"I really don't dare believe that in this society, even love for the future can disappear" - anonymous Internet postSince Ai Weiwei was detained on April 3rd, his name has been banned, deleted, erased, wacked, clubbed - whatever - by the Internet police in a futile attempt to prevent people from typing what everyone already knows. As a result, netizens have adapted and are using different variants of his name. Ai Weiwei - 艾未未 - can be read/pronounced as "ai weilai" or "love the future" and several people have been using it. It's a beautiful turn of phrase that suggests Ai is the future of China, regardless of what the government might wish.
Ai with one of his "crimes" - a name list of the more than 5,000 children who perished in the May 12, 2008 Sichuan EarthquakeAfter the Sichuan Earthquake, Ai helped launch a "Citizens' Investigation" that uncovered evidence of a corruption scandal involving shoddy construction of what became known as "tofu" schools. In August 2009, while trying to testify for his friend, Tan Zuoren, he was attacked by police in his Chengdu hotel room in the middle of the night. A month later in Munich, he underwent emergency brain surgery to stop internal bleeding. From October 2009 to January 2010, his Munich exhibition, "So Sorry," included an installation made up of 9000 children's backpacks spelling out, "She lived happily for seven years in this world," a quote from a mother whose child died in the earthquake. Ai has also tweeted the names of the victims on their birthdays, using the hashtag #512birthday.
"Take me back to beautiful EnglandPolly Jean Harvey has done her research, dug up the past and uncovered some chilling artifacts. With her latest, Let England Shake, the bones of the dead have been given breath and their tongues drip with ghoulish tales. Harvey has sifted through the mud and blood of her native land and its soil can be heard beneath the ghostly strums of her new weapon of choice - the autoharp.
And the grey, damp filthiness of ages"
(Photo by Cat Stevens)This is cadaver music played by a band of harpies and it's harrowing. That isn't a criticism, but a compliment about Harvey's protean ability to shape-shift from an indie queen into a powerful evoker of dangerous memory. Let England Shake's core trio - John Parish, Mick Harvey, and PJ - sound like Macbeth's three "wyrd" sisters grasping for vision amid all the "bubble, bubble toil and trouble" of our violent epoch. And like the wars England and the U.S. so effortlessly pursue, Let England Shake is both sinister and demonic, conjuring the slaughter of the battlefield with vespertine horror.

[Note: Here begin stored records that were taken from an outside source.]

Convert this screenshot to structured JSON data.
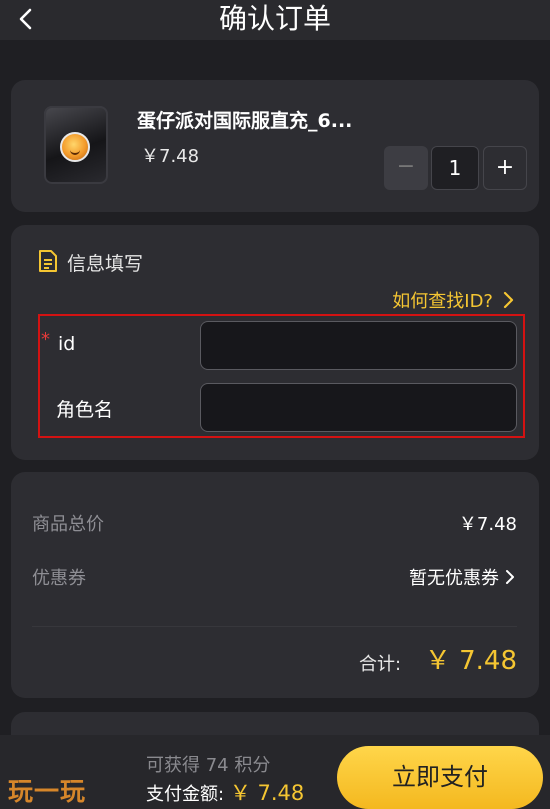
{
  "header": {
    "title": "确认订单",
    "back_icon": "chevron-left-icon"
  },
  "product": {
    "name": "蛋仔派对国际服直充_6...",
    "price": "￥7.48",
    "thumbnail_icon": "product-coin-icon",
    "quantity": {
      "minus_label": "−",
      "value": "1",
      "plus_label": "+"
    }
  },
  "info": {
    "title": "信息填写",
    "title_icon": "document-icon",
    "help_link": "如何查找ID?",
    "required_mark": "*",
    "fields": [
      {
        "label": "id",
        "value": "",
        "placeholder": "",
        "required": true
      },
      {
        "label": "角色名",
        "value": "",
        "placeholder": "",
        "required": false
      }
    ]
  },
  "summary": {
    "subtotal_label": "商品总价",
    "subtotal_value": "￥7.48",
    "coupon_label": "优惠券",
    "coupon_value": "暂无优惠券",
    "total_label": "合计:",
    "total_value": "￥ 7.48"
  },
  "footer": {
    "points_text": "可获得 74 积分",
    "pay_label": "支付金额:",
    "pay_amount": "￥ 7.48",
    "pay_button": "立即支付"
  },
  "watermark": "玩一玩",
  "colors": {
    "accent": "#f5c632",
    "highlight_border": "#d31212",
    "background": "#1f1f23",
    "card": "#2d2d32"
  }
}
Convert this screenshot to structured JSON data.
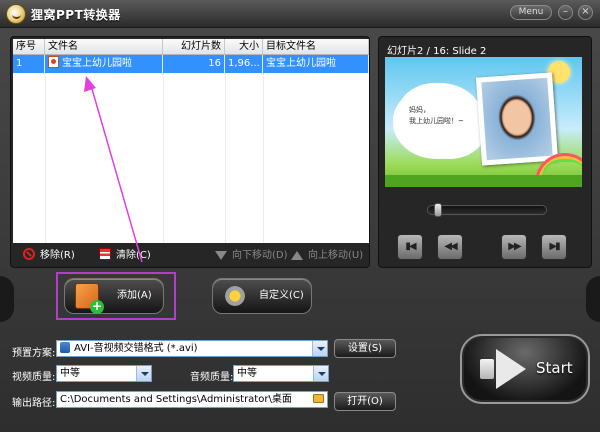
{
  "app": {
    "title": "狸窝PPT转换器",
    "menu_label": "Menu",
    "minimize": "–",
    "close": "×"
  },
  "file_list": {
    "columns": [
      "序号",
      "文件名",
      "幻灯片数",
      "大小",
      "目标文件名"
    ],
    "rows": [
      {
        "index": "1",
        "filename": "宝宝上幼儿园啦",
        "slides": "16",
        "size": "1,96...",
        "target": "宝宝上幼儿园啦",
        "selected": true
      }
    ],
    "toolbar": {
      "remove": "移除(R)",
      "clear": "清除(C)",
      "move_down": "向下移动(D)",
      "move_up": "向上移动(U)"
    }
  },
  "preview": {
    "slide_label": "幻灯片2 / 16: Slide 2",
    "slide_text": "妈妈，\n我上幼儿园啦！~",
    "seek_position": 0.05,
    "controls": [
      "first",
      "previous",
      "next",
      "last"
    ]
  },
  "actions": {
    "add": "添加(A)",
    "custom": "自定义(C)"
  },
  "settings": {
    "preset_label": "预置方案:",
    "preset_value": "AVI-音视频交错格式 (*.avi)",
    "settings_button": "设置(S)",
    "video_quality_label": "视频质量:",
    "video_quality_value": "中等",
    "audio_quality_label": "音频质量:",
    "audio_quality_value": "中等",
    "output_label": "输出路径:",
    "output_value": "C:\\Documents and Settings\\Administrator\\桌面",
    "open_button": "打开(O)"
  },
  "start_label": "Start",
  "colors": {
    "selection": "#3390ff",
    "highlight_box": "#b040c8",
    "annotation_arrow": "#e040e0"
  }
}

"The Nightmare Life-in-Death was she,Released in February, the album has been generally well-received with a few notable exceptions, specifically New Yorker pop critic, Sasha Frere-Jones. In his review, he implies that Harvey is out of her depth, or more precisely, in the wrong waters:
Who thicks man's blood with cold " - S.T. Coleridge
"But the album’s mood is impossible to characterize, because there are so many voices and attempts to find a comfortable position."Frere-Jones' inability to place the music is understandable. Its precedents aren't to be found anywhere in pop and lie elsewhere in the folk traditions of John Jacob Niles and in one of England's finest vocalists, June Tabor. But when he goes on to criticize the high register of Harvey's voice ("not a lovely sound") and dismisses “The Glorious Land" as a "thunderously obvious protest song" he loses credibility:
"How is our glorious country ploughed?Let England Shake isn't a protest against war any more than Bob Dylan's Blood On The Tracks is a protest against love. Frere-Jones fails to grasp that one role of the artist is to bear witness.
Not by iron ploughs
Our land is ploughed by tanks and feet, feet marching"